Out of Sight, out of Mind: Cross-Border Traffic in Waste Obscures the Problem of Consumption
Clapp, Jennifer, Princen, Thomas, Alternatives Journal
AS TWO researchers on either side of the Canada-US border, we prefer to exchange ideas. But lately we've been exchanging waste products, however unwittingly.
Toronto began to export its municipal garbage to Michigan on January 1, 2003. The contract with Republic Services, a Florida-based waste management firm, involves a million tonnes of waste per year, transported by 90 to 120 trucks making round-trip journeys to Michigan's Carleton Farms landfill each day.
The tab for Toronto taxpayers? Over $42 million for the next three years. For Michiganders? Difficult to say.
Toronto's garbage crisis solved? Hardly.
On the US side of the border people are furious that Toronto is sending its garbage to Michigan. Legislators there are crafting laws and regulations to address the situation. Some would ban Toronto's waste from ever entering the state. Others would hold up the garbage until it meets the same standards as Michigan garbage. Environmental groups in Michigan have formed a Don't Trash Michigan coalition to protest the imports of foreign waste. One group is even organizing a tourism boycott of Toronto. Calls have been made to halt the trash on the grounds that it may be contaminated with SARS or mad cow disease.
For all the charges and counter-charges, threats and counter-threats, there is remarkable agreement on one thing--that the trash crisis is a "where" problem. Where does the waste end up, and why does it end up there?
Several explanations dominate. Some see it as a legal issue. US laws and the North American Free Trade Agreement allow wastes to be traded as "goods". Waste "goods" are thus as free to cross the border as any other "goods". There is a Canada-US trade agreement on hazardous and municipal waste trade which calls for prior informed consent from the receiving country but even the governor of Michigan has had little success in getting it to apply in this situation. (1)
The waste trade is also an economic issue. Michigan's waste dumping fees are lower than Ontario's as well as most other US states. Waste from across the continent ends up in Michigan.
This seemingly bi-local dispute (Toronto versus Michigan) is actually a global problem. Once rubbish leaves Toronto, all the world is its commercial stage. Shippers and dumpers wait in every port. Disposal sites can be created willy-nilly just about anywhere--or at least, anywhere that nobody will notice or object.
In the US, for example, municipal wastes from New York and San Francisco go by train to a landfill in Utah. Internationally, wastes, including hazardous wastes, are shipped halfway around the world. (2) Indeed Michiganders export hazardous waste to Canada and who-knows-what to other countries.
Solve the flow from Toronto to Michigan, and the garbage will likely make its way to another far-off community.

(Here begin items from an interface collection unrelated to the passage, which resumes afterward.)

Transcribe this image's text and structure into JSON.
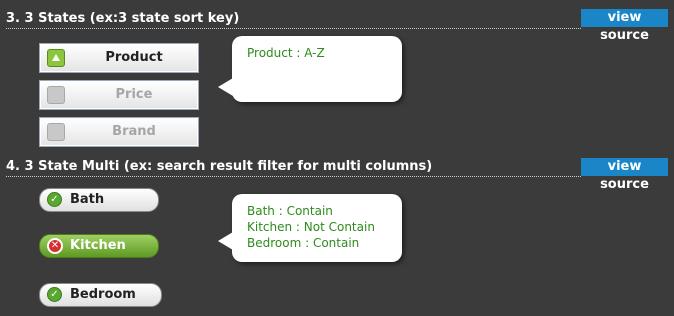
{
  "sections": [
    {
      "title": "3. 3 States (ex:3 state sort key)",
      "view_source": "view source"
    },
    {
      "title": "4. 3 State Multi (ex: search result filter for multi columns)",
      "view_source": "view source"
    }
  ],
  "sort": {
    "buttons": [
      {
        "label": "Product",
        "state": "ascending"
      },
      {
        "label": "Price",
        "state": "off"
      },
      {
        "label": "Brand",
        "state": "off"
      }
    ],
    "bubble": [
      "Product : A-Z"
    ]
  },
  "filter": {
    "toggles": [
      {
        "label": "Bath",
        "state": "contain"
      },
      {
        "label": "Kitchen",
        "state": "not contain"
      },
      {
        "label": "Bedroom",
        "state": "contain"
      }
    ],
    "bubble": [
      "Bath : Contain",
      "Kitchen : Not Contain",
      "Bedroom : Contain"
    ]
  },
  "colors": {
    "background": "#3b3b3b",
    "view_source_button": "#1a86c7",
    "bubble_text": "#2e8b1e",
    "active_green": "#8cc63f",
    "not_contain_red": "#d72e2e"
  }
}
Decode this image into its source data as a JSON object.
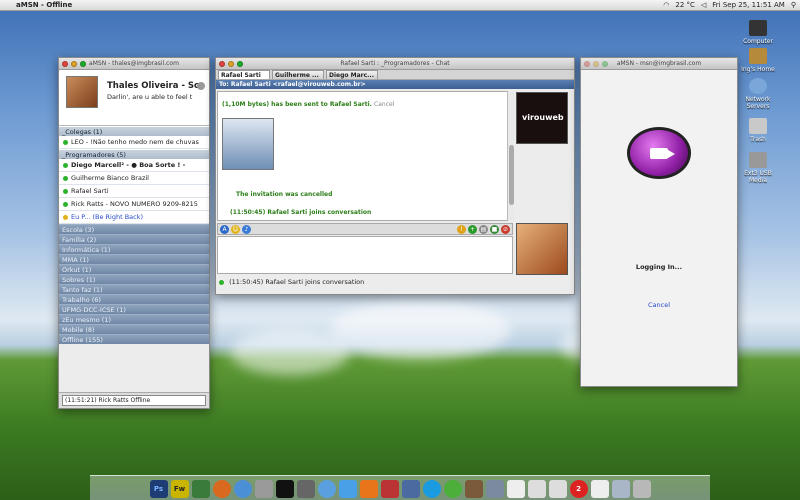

We call this "distancing", and see it as a big part of the problem. When wastes not only travel long distances, but also cross jurisdictional boundaries, cradle-to-grave accountability is nearly impossible. Garbage passes through a series of intermediaries whose only interest is getting a decent return on investment. As a result, the poor and underrepresented tend to get dumped on. And when things go awry, such as when leachate is detected or a mountain of garbage buries scavengers, taxpayers at the disposal point pay the bills and face the health risks.
The question from our view, then, is not just "where" to dispose of the waste. Instead we ask whether so much of it should be generated in the first place.
This brings us to a second part of the problem: consumption. (3)
Little mention has been made of the consumption issue in the Toronto-Michigan garbage debate. Most participants in the debate have focused on clarifying the legal situation or getting the prices right. But focusing only on the legal and economic aspects of the problem fails to address this underlying issue. …